Bourbon and American whiskies were there at the start of cocktail culture back in the 1800’s, today they are still at the forefront. It makes sense; they are inherently mixable whiskies, without pretence, offering a broad array of flavours for guests and bartenders to tailor to make the perfect cocktail. Increasingly, classic cocktails like the Old Fashioned, Manhattan etc feature in popular culture, this is helping not only bourbon and American whiskey cocktails but also the wider category achieve the outstanding recognition it is experiencing today.

Bartenders are avid researchers, looking back and learning classic cocktails from the past. It’s like learning to write. They take this knowledge, twist, shake and serve up their own creations. We see the short and strong style drinks like the Old Fashioned getting simple twists; like changing the syrups. Yet more importantly we are seeing Bourbon and American whiskey being used in bright, exciting and citrussy classics like the Smash; lemon, sugar, mint and Bourbon. This opens the whiskies to a much wider audience, engaging those that might enjoy a cocktail like a Mojito and putting them in comfortable territory.

Of course, there will always be the purists that believe whiskey should, at a push, be mixed with water. However, for the more adventurous guests start off with the simple, for example a Whiskey Highball, a balance of whiskey and soda or ginger ale with a fresh citrus zest.

It will be interesting to see how the category plays out in 2019. American export money has provided funding for smaller brands which previously wouldn’t have considered the UK market, meaning the balance between standard global products and smaller, perhaps more interesting brands has begun to shift. Premiumisation will continue to grow as a lot of brands expand their range of expressions and styles to offer more variety.

But, this year will also see the full effect of the so-called “Trump tariff”, which will make American spirits conspicuously more expensive, and the challenge will be to see whether they can still justify their positioning with the consumer once this happens. No-one knows the answer to that until the consumer talks.

We’re out on the road a lot, meeting with the trailblazers on the front line, whether that’s on or off trade, so we’re often asked to recommend what American whiskeys and bourbons bars should be stocking. As always that really depends on the venue and what your customer profile looks like.

You do need a product that’s mixable either as a simple long serve or as a cocktail, and whilst there is space for well known global brands, you can differentiate your offering by having the ability to upgrade to more interesting premium brands for customers: think sipping or drinking over ice, with the flavour being the overwhelming contributor the drink. If you’ve got a younger crowd, offer some of the flavours with perhaps three or four expressions to get people experiencing new tastes. For our on-trade clients we recommend Early Times Bourbon as a mixable house rail product suitable for all styles of venue from a suburban wet-led pub to a city centre cocktail bar. If you’re after a more sophisticated, a more powerful product such as Old Forester should come under consideration with its rich heritage and range of expressions.

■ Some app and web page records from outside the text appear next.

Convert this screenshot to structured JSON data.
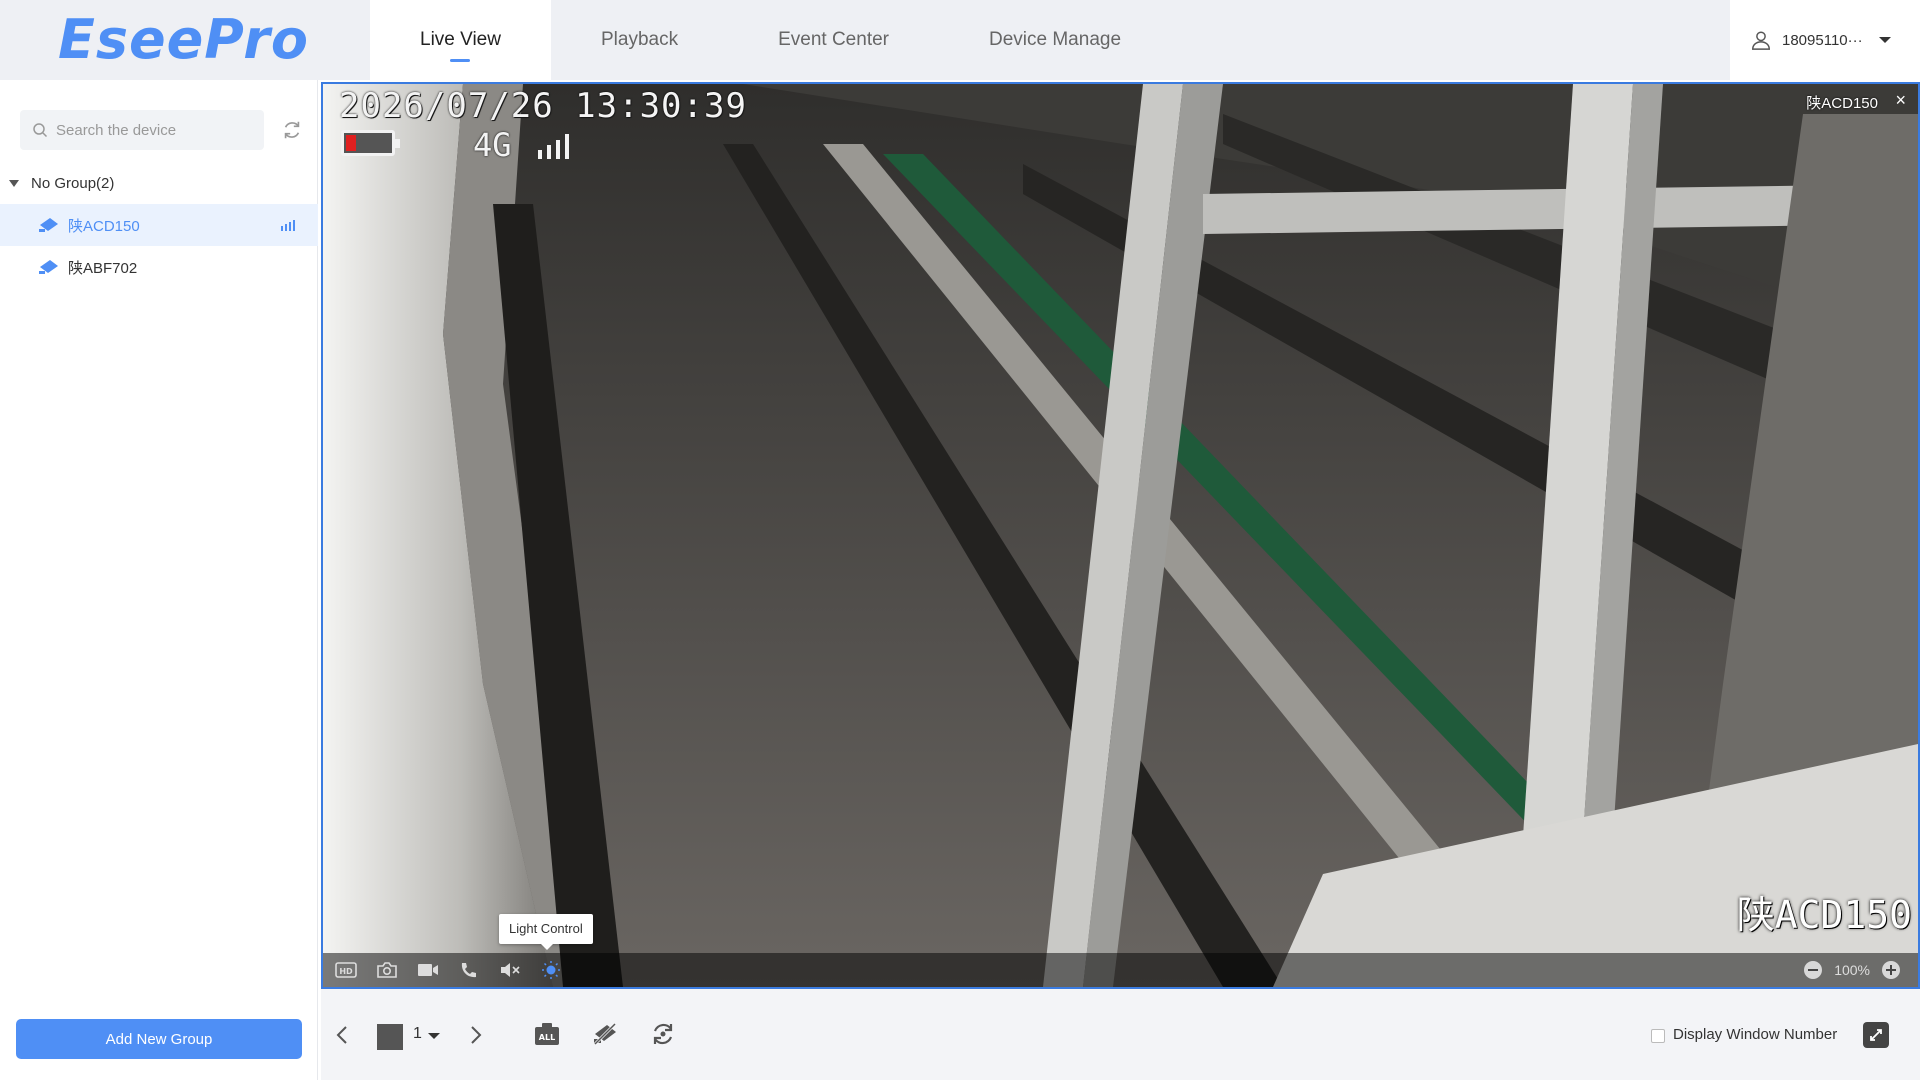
{
  "app": {
    "logo": "EseePro"
  },
  "nav": {
    "tabs": [
      {
        "label": "Live View",
        "active": true
      },
      {
        "label": "Playback",
        "active": false
      },
      {
        "label": "Event Center",
        "active": false
      },
      {
        "label": "Device Manage",
        "active": false
      }
    ]
  },
  "user": {
    "name": "18095110···"
  },
  "sidebar": {
    "search_placeholder": "Search the device",
    "group": {
      "label": "No Group(2)"
    },
    "devices": [
      {
        "name": "陕ACD150",
        "selected": true
      },
      {
        "name": "陕ABF702",
        "selected": false
      }
    ],
    "add_group_label": "Add New Group"
  },
  "video": {
    "osd_datetime": "2026/07/26 13:30:39",
    "osd_network": "4G",
    "window_label": "陕ACD150",
    "close_glyph": "×",
    "osd_plate": "陕ACD150",
    "tooltip": "Light Control",
    "controls": [
      "hd-icon",
      "snapshot-icon",
      "record-icon",
      "talk-icon",
      "mute-icon",
      "light-icon"
    ],
    "zoom": "100%"
  },
  "bottom": {
    "page_number": "1",
    "display_window_number_label": "Display Window Number"
  },
  "colors": {
    "accent": "#4f8ff5",
    "header_bg": "#eef0f4",
    "selected_bg": "#eaf2fe"
  }
}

We’re so confident in the future performance of this category that we’ve just recruited Nate Booker, a Bourbon specialist as Brand Development Manager for Old Forester and Early Times. As well as offering specialist training on the category for our clients, this allows us to make sure that Old Forester can become a focus brand and expand the buy a barrel campaign.

Want to know more about American whiskey and bourbon? As you can see, it’s a topic close to our heart so why not pop in for a chat, and maybe a glass or two? Watch out though, you may end up buying your own barrel.